**** Provided entries ****
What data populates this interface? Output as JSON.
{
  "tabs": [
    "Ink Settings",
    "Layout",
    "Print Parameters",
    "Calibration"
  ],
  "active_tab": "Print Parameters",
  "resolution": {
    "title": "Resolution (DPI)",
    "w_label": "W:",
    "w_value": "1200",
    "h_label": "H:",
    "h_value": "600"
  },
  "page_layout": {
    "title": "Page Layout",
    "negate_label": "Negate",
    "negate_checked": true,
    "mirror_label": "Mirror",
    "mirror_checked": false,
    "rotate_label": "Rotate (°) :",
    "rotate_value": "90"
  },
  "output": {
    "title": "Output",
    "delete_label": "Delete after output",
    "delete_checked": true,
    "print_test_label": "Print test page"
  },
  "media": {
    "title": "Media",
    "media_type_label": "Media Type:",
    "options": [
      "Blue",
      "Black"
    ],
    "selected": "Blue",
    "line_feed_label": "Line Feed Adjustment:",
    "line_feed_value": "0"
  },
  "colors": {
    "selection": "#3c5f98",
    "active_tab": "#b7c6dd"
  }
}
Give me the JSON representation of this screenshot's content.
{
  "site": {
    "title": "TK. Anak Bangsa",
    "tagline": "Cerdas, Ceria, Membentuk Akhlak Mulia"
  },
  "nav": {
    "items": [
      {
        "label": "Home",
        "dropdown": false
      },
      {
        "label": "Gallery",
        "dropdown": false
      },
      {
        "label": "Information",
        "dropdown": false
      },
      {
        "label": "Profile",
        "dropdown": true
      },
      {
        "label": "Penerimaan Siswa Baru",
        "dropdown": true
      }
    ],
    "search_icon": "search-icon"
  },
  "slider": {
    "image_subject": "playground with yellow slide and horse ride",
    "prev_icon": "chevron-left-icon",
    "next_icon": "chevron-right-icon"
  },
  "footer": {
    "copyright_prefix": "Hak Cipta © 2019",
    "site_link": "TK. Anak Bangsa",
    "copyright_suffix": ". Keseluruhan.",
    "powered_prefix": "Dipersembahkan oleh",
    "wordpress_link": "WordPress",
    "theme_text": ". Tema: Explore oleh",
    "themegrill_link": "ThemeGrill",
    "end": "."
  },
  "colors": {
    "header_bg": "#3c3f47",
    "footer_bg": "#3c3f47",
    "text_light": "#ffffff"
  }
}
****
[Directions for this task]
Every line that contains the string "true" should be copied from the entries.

[Response box]
    "negate_checked": true,
    "delete_checked": true,
        "dropdown": true
        "dropdown": true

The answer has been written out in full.